Photographic Memory and Good Spelling
Some people naturally find spelling easy. They have what is know as a photographic memory for written words. When they see a word written they are impressed not only with its meaning but with its very shape. They see it in their minds' eye.
Although some professionals believe that photographic memory is a myth, there has also been evidence to show that photographic memory is a real phenomenon. A woman who was studied by Charles Stromeyer was capable of remembering poetry that had been written in a different language. Photographic memory is a rare element that is found in less than 10% of the population.
Other people just as naturally have no visual or photographic memory of this sort, although they may have a wonderful memory for the sound of a spoken word and perhaps quick and fine perception of a word's inner meaning. To such people spelling errors will be all too easy.
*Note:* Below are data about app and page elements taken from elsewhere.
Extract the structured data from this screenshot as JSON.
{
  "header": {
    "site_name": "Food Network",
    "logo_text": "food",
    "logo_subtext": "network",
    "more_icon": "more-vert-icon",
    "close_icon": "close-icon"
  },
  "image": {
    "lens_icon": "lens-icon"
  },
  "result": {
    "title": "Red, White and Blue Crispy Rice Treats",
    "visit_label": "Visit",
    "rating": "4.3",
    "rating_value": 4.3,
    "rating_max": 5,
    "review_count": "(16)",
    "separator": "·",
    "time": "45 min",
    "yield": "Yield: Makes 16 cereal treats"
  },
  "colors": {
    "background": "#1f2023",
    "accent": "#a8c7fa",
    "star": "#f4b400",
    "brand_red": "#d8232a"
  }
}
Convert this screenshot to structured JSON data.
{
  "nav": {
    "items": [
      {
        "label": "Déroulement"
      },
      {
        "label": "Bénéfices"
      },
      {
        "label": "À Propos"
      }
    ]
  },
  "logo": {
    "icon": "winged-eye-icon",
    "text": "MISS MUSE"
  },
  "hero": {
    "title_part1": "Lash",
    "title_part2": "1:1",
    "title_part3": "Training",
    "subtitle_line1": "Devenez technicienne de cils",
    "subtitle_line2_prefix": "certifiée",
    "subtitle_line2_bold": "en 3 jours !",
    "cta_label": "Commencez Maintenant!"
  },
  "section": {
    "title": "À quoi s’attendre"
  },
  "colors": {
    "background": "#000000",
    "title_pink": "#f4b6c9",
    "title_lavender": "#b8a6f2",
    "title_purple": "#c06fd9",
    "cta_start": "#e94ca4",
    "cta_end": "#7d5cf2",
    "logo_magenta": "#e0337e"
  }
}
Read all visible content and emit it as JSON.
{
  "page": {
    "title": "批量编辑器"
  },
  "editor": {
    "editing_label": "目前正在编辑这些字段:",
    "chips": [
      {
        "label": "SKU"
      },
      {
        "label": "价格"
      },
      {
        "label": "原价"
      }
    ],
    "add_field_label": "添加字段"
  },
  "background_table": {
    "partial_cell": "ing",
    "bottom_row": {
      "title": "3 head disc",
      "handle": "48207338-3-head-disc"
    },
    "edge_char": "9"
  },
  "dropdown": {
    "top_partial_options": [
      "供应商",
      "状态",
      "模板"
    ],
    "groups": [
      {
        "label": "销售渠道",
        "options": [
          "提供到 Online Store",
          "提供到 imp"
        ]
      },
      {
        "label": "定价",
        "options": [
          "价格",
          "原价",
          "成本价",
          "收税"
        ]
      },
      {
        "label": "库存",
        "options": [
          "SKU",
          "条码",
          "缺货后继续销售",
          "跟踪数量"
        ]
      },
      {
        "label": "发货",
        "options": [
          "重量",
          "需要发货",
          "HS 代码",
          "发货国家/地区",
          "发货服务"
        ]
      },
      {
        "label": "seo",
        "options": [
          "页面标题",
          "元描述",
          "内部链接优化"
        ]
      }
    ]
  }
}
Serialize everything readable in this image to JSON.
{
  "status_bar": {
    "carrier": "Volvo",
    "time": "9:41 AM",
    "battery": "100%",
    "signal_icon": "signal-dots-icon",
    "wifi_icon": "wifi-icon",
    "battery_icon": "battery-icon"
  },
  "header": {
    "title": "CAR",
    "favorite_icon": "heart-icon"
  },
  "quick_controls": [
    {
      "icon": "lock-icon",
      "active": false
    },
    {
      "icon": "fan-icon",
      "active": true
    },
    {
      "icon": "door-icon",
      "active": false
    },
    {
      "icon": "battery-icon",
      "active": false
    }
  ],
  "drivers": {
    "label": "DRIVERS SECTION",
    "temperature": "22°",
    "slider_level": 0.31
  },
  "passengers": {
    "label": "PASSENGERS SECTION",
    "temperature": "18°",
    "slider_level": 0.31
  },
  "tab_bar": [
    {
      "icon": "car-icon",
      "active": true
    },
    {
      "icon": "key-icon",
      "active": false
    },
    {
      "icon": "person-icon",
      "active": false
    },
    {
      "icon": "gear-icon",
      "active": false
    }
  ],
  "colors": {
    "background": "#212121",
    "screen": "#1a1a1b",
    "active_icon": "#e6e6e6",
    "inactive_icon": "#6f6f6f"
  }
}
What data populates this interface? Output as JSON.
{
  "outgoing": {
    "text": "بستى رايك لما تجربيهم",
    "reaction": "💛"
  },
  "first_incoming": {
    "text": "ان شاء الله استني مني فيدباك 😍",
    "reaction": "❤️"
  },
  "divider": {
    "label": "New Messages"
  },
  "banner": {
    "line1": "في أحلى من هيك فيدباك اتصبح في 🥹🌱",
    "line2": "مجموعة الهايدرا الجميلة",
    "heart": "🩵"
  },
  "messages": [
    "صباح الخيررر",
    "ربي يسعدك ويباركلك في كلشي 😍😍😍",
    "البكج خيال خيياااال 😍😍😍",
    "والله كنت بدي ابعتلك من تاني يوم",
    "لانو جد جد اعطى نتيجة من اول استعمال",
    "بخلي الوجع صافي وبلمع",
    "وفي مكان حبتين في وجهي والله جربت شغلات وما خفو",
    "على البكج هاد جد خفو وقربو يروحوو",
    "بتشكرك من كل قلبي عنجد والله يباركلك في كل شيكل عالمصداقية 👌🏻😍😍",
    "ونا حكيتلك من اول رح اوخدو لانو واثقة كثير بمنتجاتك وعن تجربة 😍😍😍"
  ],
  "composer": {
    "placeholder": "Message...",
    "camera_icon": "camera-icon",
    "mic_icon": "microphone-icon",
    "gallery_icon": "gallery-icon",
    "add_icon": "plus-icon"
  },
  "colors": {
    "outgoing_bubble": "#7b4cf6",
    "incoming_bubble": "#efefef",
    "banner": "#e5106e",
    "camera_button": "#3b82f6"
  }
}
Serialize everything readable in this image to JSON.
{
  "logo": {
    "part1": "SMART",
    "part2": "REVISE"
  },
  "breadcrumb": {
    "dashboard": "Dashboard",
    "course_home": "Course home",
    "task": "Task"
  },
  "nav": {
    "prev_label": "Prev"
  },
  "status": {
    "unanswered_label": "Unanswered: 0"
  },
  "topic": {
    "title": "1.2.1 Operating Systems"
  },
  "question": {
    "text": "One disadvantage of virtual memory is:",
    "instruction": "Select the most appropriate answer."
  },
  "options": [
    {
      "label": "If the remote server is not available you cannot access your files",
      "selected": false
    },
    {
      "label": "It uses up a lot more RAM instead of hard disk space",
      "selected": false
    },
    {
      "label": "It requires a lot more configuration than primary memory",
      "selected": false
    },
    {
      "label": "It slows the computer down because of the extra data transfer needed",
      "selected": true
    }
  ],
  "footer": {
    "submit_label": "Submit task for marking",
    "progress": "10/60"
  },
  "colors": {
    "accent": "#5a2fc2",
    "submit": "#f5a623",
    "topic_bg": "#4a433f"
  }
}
Dyslexia is a learning disability that mainly affects reading and spelling. Common features of dyslexia include spelling errors (‘nock’ for ‘knock’; ‘jerney’ for ‘journey’); mixing upper and lowercase letters in writing (for example: ‘numBers’), and confusing letters like ‘b’ and ‘d’. Dyslexia is caused by the poor photographic memory, or a kind of deficiency of photographic memory.
English is a most unkind language. So many of its words are not written at all as they are spoken. So many of its letters are silent, so many have sounds that vary from one word to another, and there are so many rules continually broken, that unless you have a strong photographic memory you are almost certain to make some spelling errors in English.
For instance, very often double consonants have the same sound as a single consonant. gh may have the same sound as g (ghastly), or c as ch (chaos), or t as th (thyme). The famous double consonant, ph is pronounced neither like a p nor an h, but like an f (Phyllis). The kind of double consonant that gives most trouble should perhaps be called the twin consonant, bitten, pepper. These words required a strong visual memory.